Mkhari told New Frame that the City has identified two pieces of land in the Centurion area after consultation with the provincial agriculture department — Hennopspark and Sutherland — and has sent applications to the national government for permission to set up waste-sorting facilities on this land.
“Once we have permission, we will fence in the land and provide infrastructure and ablution facilities,” says Mkhari.
Lawyers for Human Rights candidate attorney Afika Nqeto says the City has shown how anti-poor it is by choosing locations far from the bagerezi’s economic activities. “The most glaring issue with all the identified land sites is that they essentially banish poor people to live on the periphery of the cities. This is a blatant attempt by Tshwane to kick out undesirables and reclaim the city for their wealthier urban counterparts.”
Mkhari maintained that the waste pickers’ activities are polluting the area, saying it was undeniable because “they are there and they are sorting there”.
Bagerezi for life?
Van der Westhuizen says because they have no social capital, it is easy for authorities to blame bagerezi for the pollution in the river, which flows from Kempton Park in the east of Johannesburg through Tembisa and into Centurion.
The bagerezi say most of the pollution comes from Tembisa, Irene and Centurion. “They are trying to kick us out. They first started saying that it smells and that we are polluting the river. Would we do that? They just want to kick us out,” says Ntika.

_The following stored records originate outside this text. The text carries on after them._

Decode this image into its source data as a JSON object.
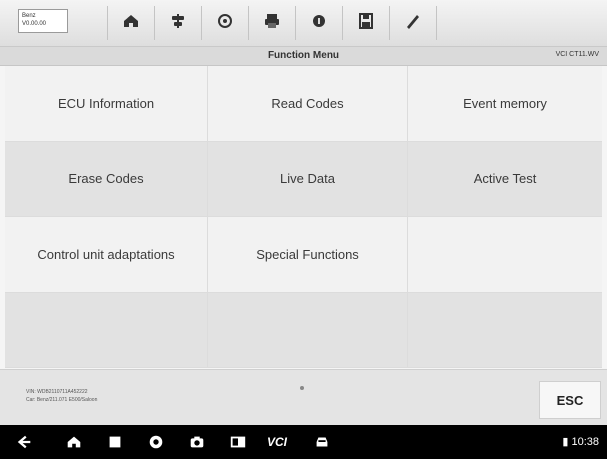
{
  "vehicle_info": {
    "make": "Benz",
    "version": "V0.00.00"
  },
  "toolbar": {
    "buttons": [
      {
        "name": "home-button",
        "icon": "home-icon"
      },
      {
        "name": "vehicle-swap-button",
        "icon": "vehicle-swap-icon"
      },
      {
        "name": "settings-button",
        "icon": "gear-icon"
      },
      {
        "name": "print-button",
        "icon": "printer-icon"
      },
      {
        "name": "help-button",
        "icon": "help-icon"
      },
      {
        "name": "save-button",
        "icon": "save-icon"
      },
      {
        "name": "data-logging-button",
        "icon": "pen-icon"
      }
    ]
  },
  "header": {
    "title": "Function Menu",
    "vci_status": "VCI CT11.WV"
  },
  "menu": {
    "items": [
      "ECU Information",
      "Read Codes",
      "Event memory",
      "Erase Codes",
      "Live Data",
      "Active Test",
      "Control unit adaptations",
      "Special Functions",
      "",
      "",
      "",
      ""
    ]
  },
  "footer": {
    "vin_line": "VIN: WDB2110711A452222",
    "car_line": "Car: Benz/211.071 E500/Saloon",
    "esc_label": "ESC"
  },
  "android_nav": {
    "vci_label": "VCI",
    "time": "10:38"
  }
}
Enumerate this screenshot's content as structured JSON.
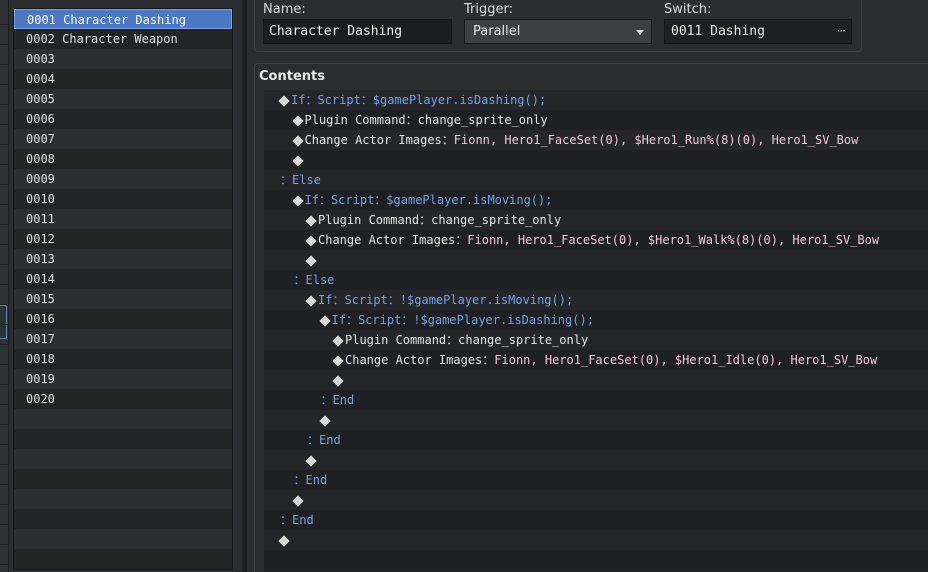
{
  "event_list": [
    "0001 Character Dashing",
    "0002 Character Weapon",
    "0003",
    "0004",
    "0005",
    "0006",
    "0007",
    "0008",
    "0009",
    "0010",
    "0011",
    "0012",
    "0013",
    "0014",
    "0015",
    "0016",
    "0017",
    "0018",
    "0019",
    "0020",
    "",
    "",
    "",
    "",
    "",
    "",
    "",
    ""
  ],
  "selected_index": 0,
  "header": {
    "name_label": "Name:",
    "name_value": "Character Dashing",
    "trigger_label": "Trigger:",
    "trigger_value": "Parallel",
    "switch_label": "Switch:",
    "switch_value": "0011 Dashing",
    "switch_button": "···"
  },
  "contents_title": "Contents",
  "colors": {
    "keyword": "#6fa3e6",
    "text": "#e6e6e6",
    "args": "#f2c8dc",
    "selection": "#4a78c5"
  },
  "code_lines": [
    {
      "indent": 0,
      "diamond": true,
      "segs": [
        [
          "If：Script：$gamePlayer.isDashing();",
          "blue"
        ]
      ]
    },
    {
      "indent": 1,
      "diamond": true,
      "segs": [
        [
          "Plugin Command：",
          "white"
        ],
        [
          "change_sprite_only",
          "white"
        ]
      ]
    },
    {
      "indent": 1,
      "diamond": true,
      "segs": [
        [
          "Change Actor Images：",
          "white"
        ],
        [
          "Fionn, Hero1_FaceSet(0), $Hero1_Run%(8)(0), Hero1_SV_Bow",
          "pink"
        ]
      ]
    },
    {
      "indent": 1,
      "diamond": true,
      "segs": []
    },
    {
      "indent": 0,
      "diamond": false,
      "segs": [
        [
          "：Else",
          "blue"
        ]
      ]
    },
    {
      "indent": 1,
      "diamond": true,
      "segs": [
        [
          "If：Script：$gamePlayer.isMoving();",
          "blue"
        ]
      ]
    },
    {
      "indent": 2,
      "diamond": true,
      "segs": [
        [
          "Plugin Command：",
          "white"
        ],
        [
          "change_sprite_only",
          "white"
        ]
      ]
    },
    {
      "indent": 2,
      "diamond": true,
      "segs": [
        [
          "Change Actor Images：",
          "white"
        ],
        [
          "Fionn, Hero1_FaceSet(0), $Hero1_Walk%(8)(0), Hero1_SV_Bow",
          "pink"
        ]
      ]
    },
    {
      "indent": 2,
      "diamond": true,
      "segs": []
    },
    {
      "indent": 1,
      "diamond": false,
      "segs": [
        [
          "：Else",
          "blue"
        ]
      ]
    },
    {
      "indent": 2,
      "diamond": true,
      "segs": [
        [
          "If：Script：!$gamePlayer.isMoving();",
          "blue"
        ]
      ]
    },
    {
      "indent": 3,
      "diamond": true,
      "segs": [
        [
          "If：Script：!$gamePlayer.isDashing();",
          "blue"
        ]
      ]
    },
    {
      "indent": 4,
      "diamond": true,
      "segs": [
        [
          "Plugin Command：",
          "white"
        ],
        [
          "change_sprite_only",
          "white"
        ]
      ]
    },
    {
      "indent": 4,
      "diamond": true,
      "segs": [
        [
          "Change Actor Images：",
          "white"
        ],
        [
          "Fionn, Hero1_FaceSet(0), $Hero1_Idle(0), Hero1_SV_Bow",
          "pink"
        ]
      ]
    },
    {
      "indent": 4,
      "diamond": true,
      "segs": []
    },
    {
      "indent": 3,
      "diamond": false,
      "segs": [
        [
          "：End",
          "blue"
        ]
      ]
    },
    {
      "indent": 3,
      "diamond": true,
      "segs": []
    },
    {
      "indent": 2,
      "diamond": false,
      "segs": [
        [
          "：End",
          "blue"
        ]
      ]
    },
    {
      "indent": 2,
      "diamond": true,
      "segs": []
    },
    {
      "indent": 1,
      "diamond": false,
      "segs": [
        [
          "：End",
          "blue"
        ]
      ]
    },
    {
      "indent": 1,
      "diamond": true,
      "segs": []
    },
    {
      "indent": 0,
      "diamond": false,
      "segs": [
        [
          "：End",
          "blue"
        ]
      ]
    },
    {
      "indent": 0,
      "diamond": true,
      "segs": []
    },
    {
      "indent": 0,
      "diamond": false,
      "segs": []
    },
    {
      "indent": 0,
      "diamond": false,
      "segs": []
    }
  ]
}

“When we are done here, we sweep and we clean up so that it is clean,” says Mosamane, adding that bins for the waste would be handy.
Mkhari says the City wants to formalise the waste pickers, teach them about business and regulate them, prompting Van der Westhuizen to question whether the waste pickers were consulted about what they want.
Van der Westhuizen says most people start out as bagerezi — because of the informal nature of the business, anyone can do it. Pillay says oftentimes mothers and daughters end up doing the same work. “It is then passed on from generation to generation and they grow up on the landfill. They help their moms collect on the street and they now make their livelihood in the same way,” she says.
Van der Westhuizen says the toddler who was sleeping on the couch is three-year-old Katlego, who he met when she was just an infant, head lolling as she slept strapped to her grandmother’s back while she did her rounds.
“She can be anything she wants to be, but I don’t want her to get trapped in that life. Nobody deserves to live like this” says Van der Westhuizen